Written Answers. - Fire Stations.
Deputy Tony Gregory Deputy Tony Gregory
Deputy Tony Gregory asked the Minister for the Environment, Heritage and Local Government if, in view of the major fires (details supplied), he will ensure that the EPA and the fire authorities re-examine public safety measures at these plants; and if he will make a statement on the matter. [21442/07]
Deputy Tony Killeen Deputy Tony Killeen
Deputy Tony Killeen: The Fire Services Act, 1981 places a duty of care on persons, having control of premises to which the Act applies, to take all reasonable measures to prevent the outbreak of fire and to ensure as far as possible the safety of those using the premises in the event of fire. The Act also enables fire authorities to provide advice on fire safety measures to owners or occupiers of any premises. Pre-fire planning is undertaken by fire authorities for premises in respect of which they consider it warranted. The enforcement provisions and penalties for offences under the Fire Services Act, 1981 have been significantly strengthened in recent times.
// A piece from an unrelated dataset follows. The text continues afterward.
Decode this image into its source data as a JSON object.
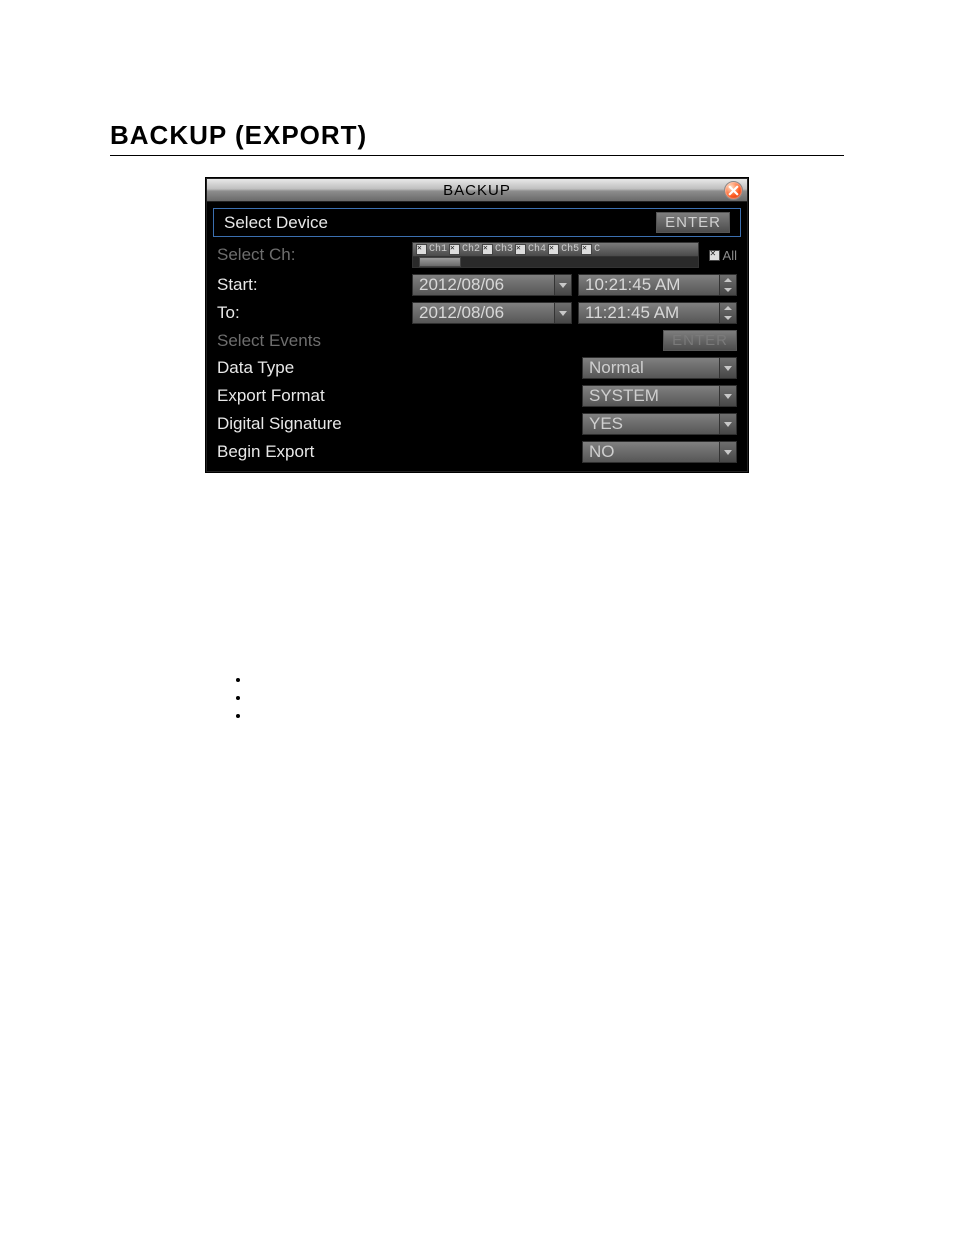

Notwithstanding prevention and mitigation procedures, fires do still occur and in the event of an incident occurring at a premises, it is a matter for the relevant fire authority to provide advice and guidance to the owner or person in control to rectify  any perceived deficiencies in fire safety procedures for that premises.
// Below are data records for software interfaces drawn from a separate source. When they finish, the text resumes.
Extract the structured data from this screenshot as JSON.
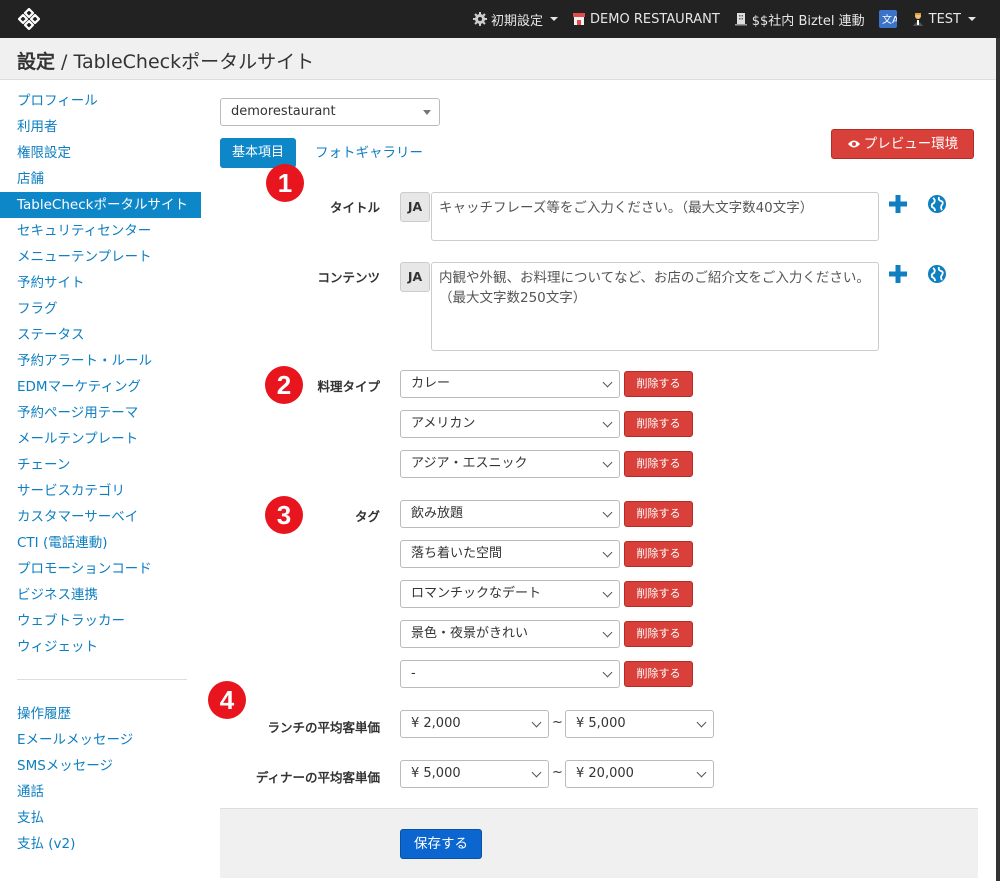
{
  "navbar": {
    "settings_label": "初期設定",
    "restaurant_label": "DEMO RESTAURANT",
    "biztel_label": "$$社内 Biztel 連動",
    "translate_label": "文A",
    "user_label": "TEST"
  },
  "header": {
    "title_bold": "設定",
    "title_rest": " / TableCheckポータルサイト"
  },
  "sidebar": {
    "items": [
      {
        "label": "プロフィール"
      },
      {
        "label": "利用者"
      },
      {
        "label": "権限設定"
      },
      {
        "label": "店舗"
      },
      {
        "label": "TableCheckポータルサイト"
      },
      {
        "label": "セキュリティセンター"
      },
      {
        "label": "メニューテンプレート"
      },
      {
        "label": "予約サイト"
      },
      {
        "label": "フラグ"
      },
      {
        "label": "ステータス"
      },
      {
        "label": "予約アラート・ルール"
      },
      {
        "label": "EDMマーケティング"
      },
      {
        "label": "予約ページ用テーマ"
      },
      {
        "label": "メールテンプレート"
      },
      {
        "label": "チェーン"
      },
      {
        "label": "サービスカテゴリ"
      },
      {
        "label": "カスタマーサーベイ"
      },
      {
        "label": "CTI (電話連動)"
      },
      {
        "label": "プロモーションコード"
      },
      {
        "label": "ビジネス連携"
      },
      {
        "label": "ウェブトラッカー"
      },
      {
        "label": "ウィジェット"
      }
    ],
    "items2": [
      {
        "label": "操作履歴"
      },
      {
        "label": "Eメールメッセージ"
      },
      {
        "label": "SMSメッセージ"
      },
      {
        "label": "通話"
      },
      {
        "label": "支払"
      },
      {
        "label": "支払 (v2)"
      }
    ]
  },
  "main": {
    "shop_select": "demorestaurant",
    "tabs": {
      "basic": "基本項目",
      "photo": "フォトギャラリー"
    },
    "preview_button": "プレビュー環境",
    "badges": [
      "1",
      "2",
      "3",
      "4"
    ],
    "title_field": {
      "label": "タイトル",
      "lang": "JA",
      "placeholder": "キャッチフレーズ等をご入力ください。（最大文字数40文字）"
    },
    "contents_field": {
      "label": "コンテンツ",
      "lang": "JA",
      "placeholder": "内観や外観、お料理についてなど、お店のご紹介文をご入力ください。（最大文字数250文字）"
    },
    "cuisine": {
      "label": "料理タイプ",
      "values": [
        "カレー",
        "アメリカン",
        "アジア・エスニック"
      ]
    },
    "tags": {
      "label": "タグ",
      "values": [
        "飲み放題",
        "落ち着いた空間",
        "ロマンチックなデート",
        "景色・夜景がきれい",
        "-"
      ]
    },
    "delete_label": "削除する",
    "lunch": {
      "label": "ランチの平均客単価",
      "min": "¥ 2,000",
      "max": "¥ 5,000"
    },
    "dinner": {
      "label": "ディナーの平均客単価",
      "min": "¥ 5,000",
      "max": "¥ 20,000"
    },
    "tilde": "~",
    "save_button": "保存する"
  },
  "colors": {
    "navbar": "#222222",
    "link": "#0e7fc0",
    "active": "#0e87c9",
    "danger": "#d9403a",
    "badge": "#e8141e",
    "save": "#0b66d0"
  }
}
Each local authority also has a Major Emergency Plan which may be activated in the event of a major emergency. The Major Emergency Plans, which take account of potentially hazardous facilities, are reviewed on a regular basis and tested, including through inter agency exercises with the other principal response agencies, normally An Garda Síochána and the Health Services Executive. As part of the Major Emergency Development Programme, 2006-2008, local authorities are conducting risk assessments of potentially hazardous facilities within their functional areas. This risk assessment will be taken into account in the development of the new updated emergency plans.
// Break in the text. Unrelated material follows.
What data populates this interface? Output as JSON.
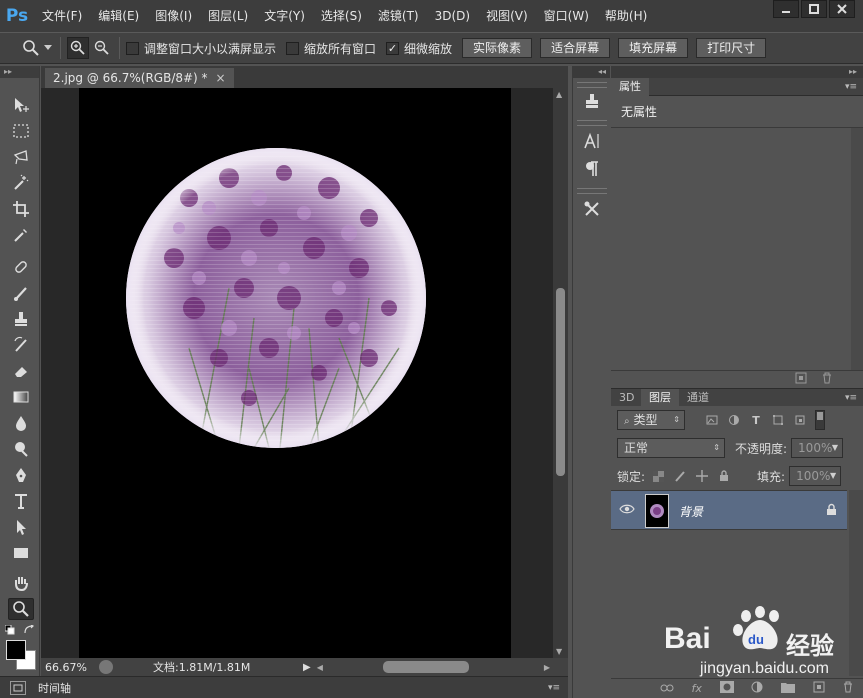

In considering an application for an Integrated Pollution Prevention and Control licence, the Environmental Protection Agency (EPA) examines, amongst other things, the necessary measures to be taken by the applicant to prevent accidents in the carrying on of an activity and where an accident occurs, the measures to be taken to limit its consequences for the environment.
The Protim Abrasives warehouse in Cork, where a fire occurred in September 2007, is not a site licensed by the EPA and is therefore outside the remit of the Agency. However, I understand that the Agency provided advice to Cork County Council on the investigation and assessment of the impact of the fire on the environment. The Protim Abrasives factory in Dublin, subject of a fire in June 2006, is a facility which is subject to Integrated Pollution Prevention and Control licensing by the Agency. Licensing of relevant activities including conditions attached to a licence and monitoring of compliance with a licence, are matters for the Agency.
Dáil Éireann 638 Written Answers. Fire Stations.